It’s a fact, and everyone knows it. Work can’t continue properly without relationships being forged.

In the weeks and months ahead, it’s, therefore, necessary to put the teams and more specifically people back at the heart of discussions. We should make sure that relationships can be rekindled even though it’s not quite as organic as before, unfortunately.

So let’s get creative and experiment with new ways of getting to know each other in the company.

Speed dating

We could firstly bring speed dating into a company context. One person can meet another person randomly through either video or phone calls.

I have become interested in the French start-up Tribalee which prior to lockdown organised automated teambuilding in the company and managed to bounce back by digitising the teambuilding process.

So, using this SaaS (Software as a service) platform, you can now have a mystery lunch with a colleague you don’t know or enjoy breakfast with your managers. This looks like a great way to break our daily routine where we always talk to the same people, don’t you think?


Another idea is introducing mentoring within the company itself. We can learn a lot from each other. Discussing ideas, situations and projects is always a rewarding experience.

This way of connecting people is really beneficial for the company.

You could also set up intergenerational or reverse mentoring, i.e. when a business leader gets in touch with an employee from generation Y or Z to gain some of their specific skills.

Buddy programme

A final idea to end this episode is to create a buddy programme, similar to what we had at school.

At Buffer, an American start-up that develops management and community management tools, the teams are based all over the world. So in 2014, long before COVID, they had already set up a buddy system.

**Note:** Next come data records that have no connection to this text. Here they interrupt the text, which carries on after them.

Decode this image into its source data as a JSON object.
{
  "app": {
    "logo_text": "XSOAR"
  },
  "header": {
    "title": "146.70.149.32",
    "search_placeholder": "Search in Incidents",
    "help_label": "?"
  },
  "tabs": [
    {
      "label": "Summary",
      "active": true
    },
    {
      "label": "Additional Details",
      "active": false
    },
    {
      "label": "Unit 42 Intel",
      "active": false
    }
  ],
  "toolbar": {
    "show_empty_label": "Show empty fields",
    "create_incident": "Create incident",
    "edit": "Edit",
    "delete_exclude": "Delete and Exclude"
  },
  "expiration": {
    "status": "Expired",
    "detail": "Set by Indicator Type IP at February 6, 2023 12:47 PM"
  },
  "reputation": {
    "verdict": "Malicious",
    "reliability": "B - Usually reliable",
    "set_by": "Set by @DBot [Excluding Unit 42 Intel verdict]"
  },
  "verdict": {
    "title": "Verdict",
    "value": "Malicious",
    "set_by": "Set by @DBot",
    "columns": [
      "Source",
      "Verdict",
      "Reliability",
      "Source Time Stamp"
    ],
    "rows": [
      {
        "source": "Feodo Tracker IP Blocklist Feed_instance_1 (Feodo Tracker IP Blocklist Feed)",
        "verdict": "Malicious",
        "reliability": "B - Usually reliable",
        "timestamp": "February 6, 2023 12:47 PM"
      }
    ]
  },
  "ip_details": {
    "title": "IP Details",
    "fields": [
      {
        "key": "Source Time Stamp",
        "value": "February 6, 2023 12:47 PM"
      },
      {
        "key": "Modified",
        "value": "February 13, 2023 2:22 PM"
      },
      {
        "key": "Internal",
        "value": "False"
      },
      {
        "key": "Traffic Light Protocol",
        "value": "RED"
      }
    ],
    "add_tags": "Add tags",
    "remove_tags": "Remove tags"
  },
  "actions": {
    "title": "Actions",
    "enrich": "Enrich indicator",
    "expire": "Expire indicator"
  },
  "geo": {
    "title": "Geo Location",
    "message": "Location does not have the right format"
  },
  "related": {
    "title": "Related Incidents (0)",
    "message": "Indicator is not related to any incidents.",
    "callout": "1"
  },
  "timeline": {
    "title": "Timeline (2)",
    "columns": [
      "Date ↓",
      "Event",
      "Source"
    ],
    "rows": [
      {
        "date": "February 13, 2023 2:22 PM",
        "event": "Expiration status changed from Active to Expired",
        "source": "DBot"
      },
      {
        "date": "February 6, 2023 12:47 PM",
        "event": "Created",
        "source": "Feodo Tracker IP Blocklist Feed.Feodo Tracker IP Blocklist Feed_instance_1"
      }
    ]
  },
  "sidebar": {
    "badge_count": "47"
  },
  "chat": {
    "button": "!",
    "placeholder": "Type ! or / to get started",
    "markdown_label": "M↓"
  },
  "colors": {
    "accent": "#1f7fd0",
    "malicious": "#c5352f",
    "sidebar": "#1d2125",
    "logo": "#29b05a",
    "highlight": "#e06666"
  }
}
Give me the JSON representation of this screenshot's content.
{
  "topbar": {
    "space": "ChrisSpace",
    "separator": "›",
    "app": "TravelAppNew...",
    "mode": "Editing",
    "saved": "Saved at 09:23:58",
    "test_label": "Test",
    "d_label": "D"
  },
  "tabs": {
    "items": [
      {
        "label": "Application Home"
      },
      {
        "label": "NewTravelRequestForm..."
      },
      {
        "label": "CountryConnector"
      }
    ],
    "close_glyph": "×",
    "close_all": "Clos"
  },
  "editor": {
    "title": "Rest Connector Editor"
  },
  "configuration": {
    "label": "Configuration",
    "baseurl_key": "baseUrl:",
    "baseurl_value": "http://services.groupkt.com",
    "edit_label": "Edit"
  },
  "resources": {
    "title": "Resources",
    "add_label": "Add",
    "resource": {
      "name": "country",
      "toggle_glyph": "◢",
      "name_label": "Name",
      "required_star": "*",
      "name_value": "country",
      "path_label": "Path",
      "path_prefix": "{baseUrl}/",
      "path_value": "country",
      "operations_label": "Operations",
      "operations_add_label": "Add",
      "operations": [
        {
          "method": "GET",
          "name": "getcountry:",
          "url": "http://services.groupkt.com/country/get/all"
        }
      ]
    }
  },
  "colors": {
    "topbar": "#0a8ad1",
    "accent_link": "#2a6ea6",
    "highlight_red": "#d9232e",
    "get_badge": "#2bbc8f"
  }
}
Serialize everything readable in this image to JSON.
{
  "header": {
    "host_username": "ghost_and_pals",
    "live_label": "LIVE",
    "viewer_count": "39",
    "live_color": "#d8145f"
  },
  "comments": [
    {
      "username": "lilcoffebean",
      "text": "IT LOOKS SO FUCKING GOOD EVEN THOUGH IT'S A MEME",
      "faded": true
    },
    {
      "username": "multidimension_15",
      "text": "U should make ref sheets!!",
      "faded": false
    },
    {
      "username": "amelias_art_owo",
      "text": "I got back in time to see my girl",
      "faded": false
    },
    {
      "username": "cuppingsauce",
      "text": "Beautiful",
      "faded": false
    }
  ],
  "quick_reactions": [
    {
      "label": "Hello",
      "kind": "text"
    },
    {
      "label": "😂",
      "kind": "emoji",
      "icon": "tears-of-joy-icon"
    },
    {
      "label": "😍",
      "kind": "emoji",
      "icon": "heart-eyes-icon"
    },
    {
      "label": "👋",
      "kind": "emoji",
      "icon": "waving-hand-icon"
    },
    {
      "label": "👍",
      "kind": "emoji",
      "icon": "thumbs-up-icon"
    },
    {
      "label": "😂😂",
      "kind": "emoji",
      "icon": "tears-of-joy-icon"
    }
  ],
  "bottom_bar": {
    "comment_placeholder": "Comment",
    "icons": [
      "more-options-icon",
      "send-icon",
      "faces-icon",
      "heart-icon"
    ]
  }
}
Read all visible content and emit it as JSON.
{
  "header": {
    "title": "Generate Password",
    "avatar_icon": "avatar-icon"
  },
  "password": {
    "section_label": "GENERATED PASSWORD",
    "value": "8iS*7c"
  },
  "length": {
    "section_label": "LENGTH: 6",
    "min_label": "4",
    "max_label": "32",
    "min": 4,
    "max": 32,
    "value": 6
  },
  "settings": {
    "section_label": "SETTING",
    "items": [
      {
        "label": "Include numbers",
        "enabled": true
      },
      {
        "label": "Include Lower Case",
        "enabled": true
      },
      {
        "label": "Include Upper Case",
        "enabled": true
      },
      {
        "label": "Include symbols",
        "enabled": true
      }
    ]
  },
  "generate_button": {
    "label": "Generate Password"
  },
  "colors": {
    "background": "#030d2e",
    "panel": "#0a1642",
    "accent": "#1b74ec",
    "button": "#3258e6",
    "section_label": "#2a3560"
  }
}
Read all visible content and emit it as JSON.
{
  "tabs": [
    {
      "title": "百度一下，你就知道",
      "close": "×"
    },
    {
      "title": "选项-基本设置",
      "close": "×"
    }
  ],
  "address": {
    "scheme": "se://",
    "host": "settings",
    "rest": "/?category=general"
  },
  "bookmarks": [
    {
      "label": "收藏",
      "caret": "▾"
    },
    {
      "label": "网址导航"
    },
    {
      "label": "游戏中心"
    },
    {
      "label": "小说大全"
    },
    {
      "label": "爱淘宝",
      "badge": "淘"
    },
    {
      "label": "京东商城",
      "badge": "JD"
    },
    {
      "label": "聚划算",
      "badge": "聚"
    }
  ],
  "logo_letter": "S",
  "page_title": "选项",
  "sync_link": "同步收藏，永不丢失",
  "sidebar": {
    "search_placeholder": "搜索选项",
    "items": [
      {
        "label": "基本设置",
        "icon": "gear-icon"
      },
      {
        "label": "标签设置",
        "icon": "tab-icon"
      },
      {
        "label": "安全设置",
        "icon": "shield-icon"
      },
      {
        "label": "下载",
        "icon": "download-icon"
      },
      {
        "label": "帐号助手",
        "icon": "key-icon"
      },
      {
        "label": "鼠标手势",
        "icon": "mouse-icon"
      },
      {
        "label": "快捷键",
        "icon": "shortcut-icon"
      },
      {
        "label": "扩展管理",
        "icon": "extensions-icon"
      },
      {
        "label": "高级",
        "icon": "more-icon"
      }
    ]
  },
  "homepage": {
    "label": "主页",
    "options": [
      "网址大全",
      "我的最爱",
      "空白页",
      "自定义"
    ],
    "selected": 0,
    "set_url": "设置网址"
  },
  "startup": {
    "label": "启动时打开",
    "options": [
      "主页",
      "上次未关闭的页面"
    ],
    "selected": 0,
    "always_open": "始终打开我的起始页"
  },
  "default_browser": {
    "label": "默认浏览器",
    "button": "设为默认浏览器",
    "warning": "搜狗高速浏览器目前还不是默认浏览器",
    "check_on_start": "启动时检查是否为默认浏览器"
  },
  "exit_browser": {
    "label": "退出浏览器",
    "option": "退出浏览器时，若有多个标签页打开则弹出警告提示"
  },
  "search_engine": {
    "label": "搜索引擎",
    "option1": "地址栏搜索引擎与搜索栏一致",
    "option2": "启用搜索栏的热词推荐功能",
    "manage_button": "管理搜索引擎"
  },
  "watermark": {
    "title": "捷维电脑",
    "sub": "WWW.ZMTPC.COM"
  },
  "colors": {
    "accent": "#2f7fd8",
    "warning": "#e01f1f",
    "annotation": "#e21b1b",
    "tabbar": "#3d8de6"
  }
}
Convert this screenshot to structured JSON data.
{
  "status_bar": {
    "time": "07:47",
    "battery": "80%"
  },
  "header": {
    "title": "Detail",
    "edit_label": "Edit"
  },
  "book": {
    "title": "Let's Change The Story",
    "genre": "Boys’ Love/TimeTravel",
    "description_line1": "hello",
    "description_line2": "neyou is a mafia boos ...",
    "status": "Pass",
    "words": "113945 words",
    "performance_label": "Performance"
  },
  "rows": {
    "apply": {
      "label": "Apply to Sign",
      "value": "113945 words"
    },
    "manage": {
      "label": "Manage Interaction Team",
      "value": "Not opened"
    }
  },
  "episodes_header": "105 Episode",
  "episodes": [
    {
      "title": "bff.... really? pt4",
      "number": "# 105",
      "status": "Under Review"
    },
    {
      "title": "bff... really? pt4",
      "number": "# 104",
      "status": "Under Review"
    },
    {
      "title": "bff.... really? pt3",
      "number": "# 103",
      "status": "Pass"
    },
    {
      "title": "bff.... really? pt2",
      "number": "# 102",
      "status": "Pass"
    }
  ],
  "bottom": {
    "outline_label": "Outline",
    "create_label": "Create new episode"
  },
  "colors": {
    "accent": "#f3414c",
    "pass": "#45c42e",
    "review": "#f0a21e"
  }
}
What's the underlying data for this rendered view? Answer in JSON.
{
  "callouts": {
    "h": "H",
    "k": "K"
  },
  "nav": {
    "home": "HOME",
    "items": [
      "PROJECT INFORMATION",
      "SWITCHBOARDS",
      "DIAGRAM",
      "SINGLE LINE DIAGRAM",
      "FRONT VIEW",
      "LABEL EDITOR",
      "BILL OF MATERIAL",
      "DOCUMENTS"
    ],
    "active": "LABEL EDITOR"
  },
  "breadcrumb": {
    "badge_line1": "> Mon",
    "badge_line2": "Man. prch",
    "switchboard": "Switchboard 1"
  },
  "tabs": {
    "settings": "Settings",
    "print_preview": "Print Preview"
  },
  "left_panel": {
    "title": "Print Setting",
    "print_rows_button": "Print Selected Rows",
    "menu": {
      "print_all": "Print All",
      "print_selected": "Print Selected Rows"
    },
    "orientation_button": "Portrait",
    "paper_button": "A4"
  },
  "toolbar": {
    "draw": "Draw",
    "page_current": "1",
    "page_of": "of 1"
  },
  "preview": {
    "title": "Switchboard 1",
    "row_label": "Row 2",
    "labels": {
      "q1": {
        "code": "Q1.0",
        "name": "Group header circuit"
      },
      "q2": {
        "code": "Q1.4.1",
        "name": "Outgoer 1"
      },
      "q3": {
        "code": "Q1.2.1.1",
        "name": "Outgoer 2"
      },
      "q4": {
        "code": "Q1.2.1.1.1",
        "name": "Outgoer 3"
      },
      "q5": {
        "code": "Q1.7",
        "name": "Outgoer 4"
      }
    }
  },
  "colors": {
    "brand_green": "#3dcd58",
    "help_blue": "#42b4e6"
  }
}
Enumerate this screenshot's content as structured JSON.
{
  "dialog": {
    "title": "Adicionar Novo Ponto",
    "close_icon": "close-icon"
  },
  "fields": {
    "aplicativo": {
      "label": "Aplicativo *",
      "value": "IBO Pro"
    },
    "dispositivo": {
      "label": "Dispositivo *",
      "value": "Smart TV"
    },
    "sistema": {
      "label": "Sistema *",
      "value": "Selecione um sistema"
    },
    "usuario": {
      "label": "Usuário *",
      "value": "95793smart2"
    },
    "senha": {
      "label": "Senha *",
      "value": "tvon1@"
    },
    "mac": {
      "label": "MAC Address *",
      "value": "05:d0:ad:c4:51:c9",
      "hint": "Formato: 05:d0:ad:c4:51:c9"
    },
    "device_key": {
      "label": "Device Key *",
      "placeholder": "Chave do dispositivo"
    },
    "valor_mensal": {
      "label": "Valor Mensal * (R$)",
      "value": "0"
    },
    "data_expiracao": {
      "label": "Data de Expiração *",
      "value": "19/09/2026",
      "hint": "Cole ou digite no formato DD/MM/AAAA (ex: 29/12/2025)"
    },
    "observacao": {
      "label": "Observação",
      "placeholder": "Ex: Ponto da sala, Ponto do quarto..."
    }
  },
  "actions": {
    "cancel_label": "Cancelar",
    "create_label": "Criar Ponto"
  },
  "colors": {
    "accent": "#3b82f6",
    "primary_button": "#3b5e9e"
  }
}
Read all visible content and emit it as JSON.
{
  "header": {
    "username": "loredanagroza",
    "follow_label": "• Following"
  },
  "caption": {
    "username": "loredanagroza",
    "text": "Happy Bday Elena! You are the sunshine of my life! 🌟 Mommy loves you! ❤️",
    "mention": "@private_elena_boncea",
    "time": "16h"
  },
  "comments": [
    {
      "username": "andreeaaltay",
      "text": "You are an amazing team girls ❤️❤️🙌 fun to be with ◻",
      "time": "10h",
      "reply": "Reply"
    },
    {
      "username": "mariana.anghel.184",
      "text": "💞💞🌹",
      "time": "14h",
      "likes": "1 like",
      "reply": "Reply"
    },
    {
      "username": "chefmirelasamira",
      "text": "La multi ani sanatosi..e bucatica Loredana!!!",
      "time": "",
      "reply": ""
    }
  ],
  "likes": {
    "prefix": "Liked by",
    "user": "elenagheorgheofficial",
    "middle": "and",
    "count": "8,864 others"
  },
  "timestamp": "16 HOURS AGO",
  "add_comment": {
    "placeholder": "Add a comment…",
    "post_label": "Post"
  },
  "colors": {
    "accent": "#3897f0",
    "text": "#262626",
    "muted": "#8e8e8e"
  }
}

Initially, it was designed for remote onboarding, but soon became more widely used throughout the company.

Every person at Buffer has 3 buddies.

There’s the leader buddy. This is “a very experienced team member used to having tough conversations to introduce recruits to Buffer’s values.”

The role buddy is “someone who knows the role the employee will be playing in the team. They are there both to answer their questions and to teach them their role.”

And finally, the culture buddy is “an experienced member who has proven their ability to assess the match between employees (current and new) and the company’s culture. Their role is to help the person absorb the specific features of Buffer’s culture.”

This system appears to be bearing fruit because even on the buddies’ side, in-house surveys reveal that the system is increasing staff motivation and retention!

So, why not try it!

Thank you for listening to this episode. See you soon for the next one! 😀


By Hélène Renaud